Task details
Upon reaching the line that contains "Output a JSON" in the records below, begin repeating every line exactly through the last one, skipping pictures.

Entries taken from a collection

_____

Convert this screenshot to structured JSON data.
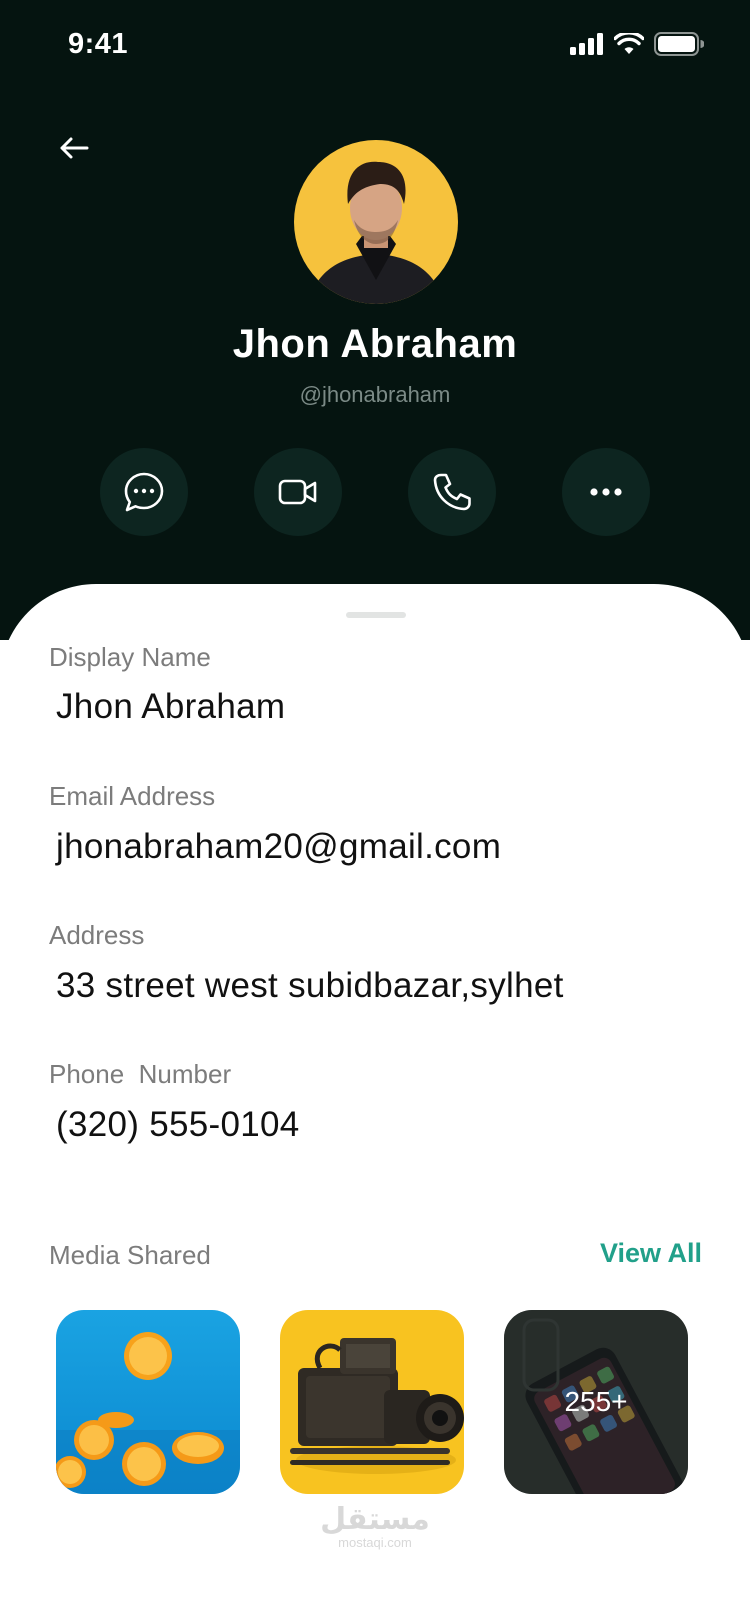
{
  "status_bar": {
    "time": "9:41"
  },
  "profile": {
    "name": "Jhon Abraham",
    "handle": "@jhonabraham"
  },
  "actions": [
    {
      "icon": "message-icon"
    },
    {
      "icon": "video-icon"
    },
    {
      "icon": "phone-icon"
    },
    {
      "icon": "more-icon"
    }
  ],
  "details": {
    "display_name_label": "Display Name",
    "display_name": "Jhon Abraham",
    "email_label": "Email Address",
    "email": "jhonabraham20@gmail.com",
    "address_label": "Address",
    "address": "33 street west subidbazar,sylhet",
    "phone_label": "Phone  Number",
    "phone": "(320) 555-0104"
  },
  "media": {
    "label": "Media Shared",
    "view_all": "View All",
    "more_count": "255+"
  },
  "watermark": {
    "arabic": "مستقل",
    "latin": "mostaqi.com"
  },
  "colors": {
    "header_bg": "#051410",
    "action_bg": "#0d2520",
    "accent": "#21a08a",
    "avatar_bg": "#f6c23d"
  }
}
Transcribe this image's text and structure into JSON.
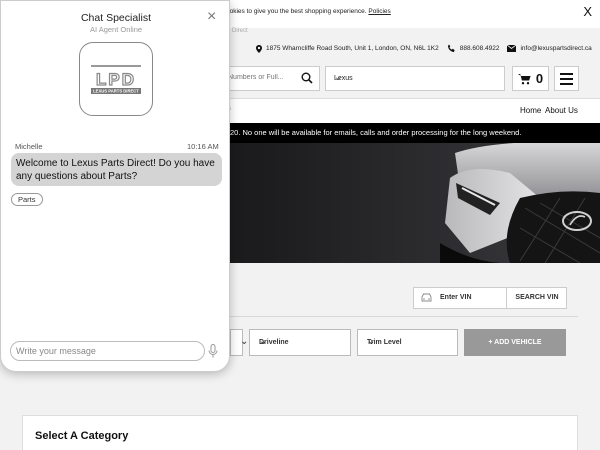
{
  "cookie": {
    "text": "ookies to give you the best shopping experience.",
    "link": "Policies",
    "close": "X"
  },
  "breadcrumb_faded": "Direct",
  "contact": {
    "address": "1875 Wharncliffe Road South, Unit 1, London, ON, N6L 1K2",
    "phone": "888.608.4922",
    "email": "info@lexuspartsdirect.ca"
  },
  "search": {
    "placeholder": "Numbers or Full..."
  },
  "make_select": {
    "value": "Lexus"
  },
  "cart": {
    "count": "0"
  },
  "nav": {
    "faded": "s",
    "items": [
      "Home",
      "About Us"
    ]
  },
  "notice": "20. No one will be available for emails, calls and order processing for the long weekend.",
  "vin": {
    "placeholder": "Enter VIN",
    "button": "SEARCH VIN"
  },
  "filters": {
    "driveline": "Driveline",
    "trim": "Trim Level",
    "add_button": "+ ADD VEHICLE"
  },
  "category": {
    "title": "Select A Category"
  },
  "chat": {
    "title": "Chat Specialist",
    "subtitle": "AI Agent Online",
    "close": "×",
    "logo_text": "LPD",
    "logo_subtext": "LEXUS PARTS DIRECT",
    "sender": "Michelle",
    "time": "10:16 AM",
    "message": "Welcome to Lexus Parts Direct! Do you have any questions about Parts?",
    "chip": "Parts",
    "input_placeholder": "Write your message"
  },
  "colors": {
    "notice_bg": "#000000",
    "bubble_bg": "#d4d4d4",
    "add_vehicle_bg": "#999999",
    "chat_bg": "#ffffff"
  }
}
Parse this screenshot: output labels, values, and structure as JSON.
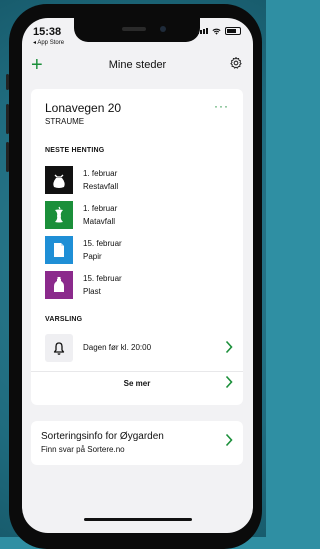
{
  "status_bar": {
    "time": "15:38",
    "back_app": "◂ App Store"
  },
  "nav": {
    "title": "Mine steder",
    "add_icon": "plus-icon",
    "settings_icon": "gear-icon"
  },
  "location": {
    "address": "Lonavegen 20",
    "city": "STRAUME",
    "more_icon": "ellipsis-icon"
  },
  "next_pickup": {
    "label": "NESTE HENTING",
    "items": [
      {
        "date": "1. februar",
        "type": "Restavfall",
        "color": "#111111",
        "icon": "trash-bag-icon"
      },
      {
        "date": "1. februar",
        "type": "Matavfall",
        "color": "#1b8f3a",
        "icon": "apple-core-icon"
      },
      {
        "date": "15. februar",
        "type": "Papir",
        "color": "#1f8fd6",
        "icon": "paper-icon"
      },
      {
        "date": "15. februar",
        "type": "Plast",
        "color": "#8b2a8c",
        "icon": "bottle-icon"
      }
    ]
  },
  "notification": {
    "label": "VARSLING",
    "text": "Dagen før kl. 20:00",
    "icon": "bell-icon"
  },
  "see_more": "Se mer",
  "sorting": {
    "title": "Sorteringsinfo for Øygarden",
    "subtitle": "Finn svar på Sortere.no"
  },
  "colors": {
    "accent": "#1b8f3a"
  }
}
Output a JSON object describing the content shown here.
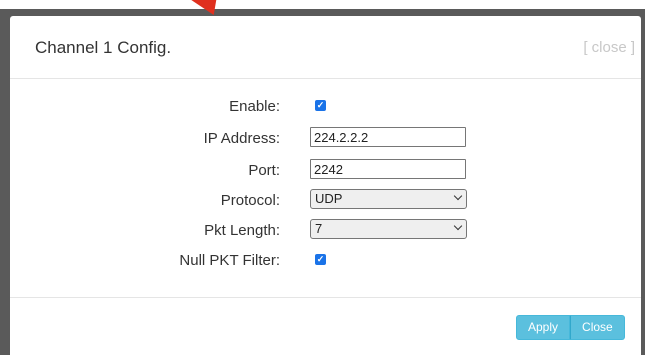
{
  "modal": {
    "title": "Channel 1 Config.",
    "close_link": "[ close ]"
  },
  "form": {
    "enable": {
      "label": "Enable:",
      "checked": true
    },
    "ip_address": {
      "label": "IP Address:",
      "value": "224.2.2.2"
    },
    "port": {
      "label": "Port:",
      "value": "2242"
    },
    "protocol": {
      "label": "Protocol:",
      "selected": "UDP"
    },
    "pkt_length": {
      "label": "Pkt Length:",
      "selected": "7"
    },
    "null_pkt_filter": {
      "label": "Null PKT Filter:",
      "checked": true
    }
  },
  "footer": {
    "apply_label": "Apply",
    "close_label": "Close"
  },
  "colors": {
    "accent": "#5bc0de",
    "checkbox": "#1a73e8",
    "arrow": "#e0301e"
  }
}
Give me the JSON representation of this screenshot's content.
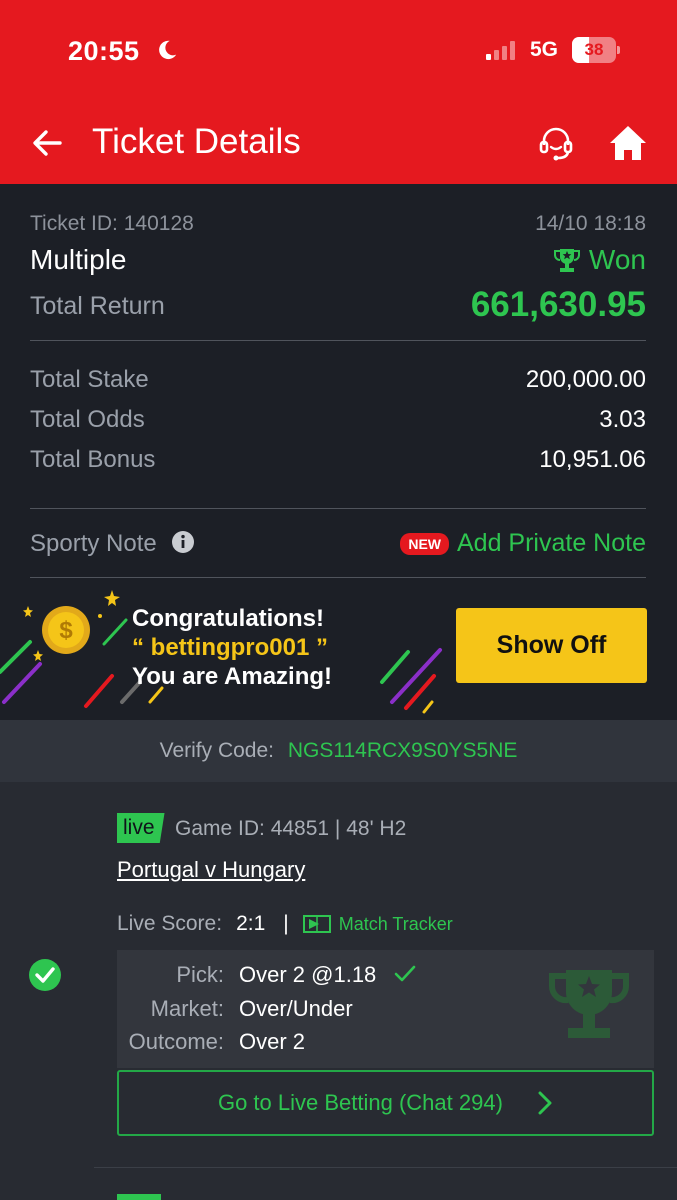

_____

Solution to this problem
Output a JSON object describing the content shown here.
{
  "modal": {
    "title": "Channel 1 Config.",
    "close_link": "[ close ]"
  },
  "form": {
    "enable": {
      "label": "Enable:",
      "checked": true
    },
    "ip_address": {
      "label": "IP Address:",
      "value": "224.2.2.2"
    },
    "port": {
      "label": "Port:",
      "value": "2242"
    },
    "protocol": {
      "label": "Protocol:",
      "selected": "UDP"
    },
    "pkt_length": {
      "label": "Pkt Length:",
      "selected": "7"
    },
    "null_pkt_filter": {
      "label": "Null PKT Filter:",
      "checked": true
    }
  },
  "footer": {
    "apply_label": "Apply",
    "close_label": "Close"
  },
  "colors": {
    "accent": "#5bc0de",
    "checkbox": "#1a73e8",
    "arrow": "#e0301e"
  }
}
Give me the JSON representation of this screenshot's content.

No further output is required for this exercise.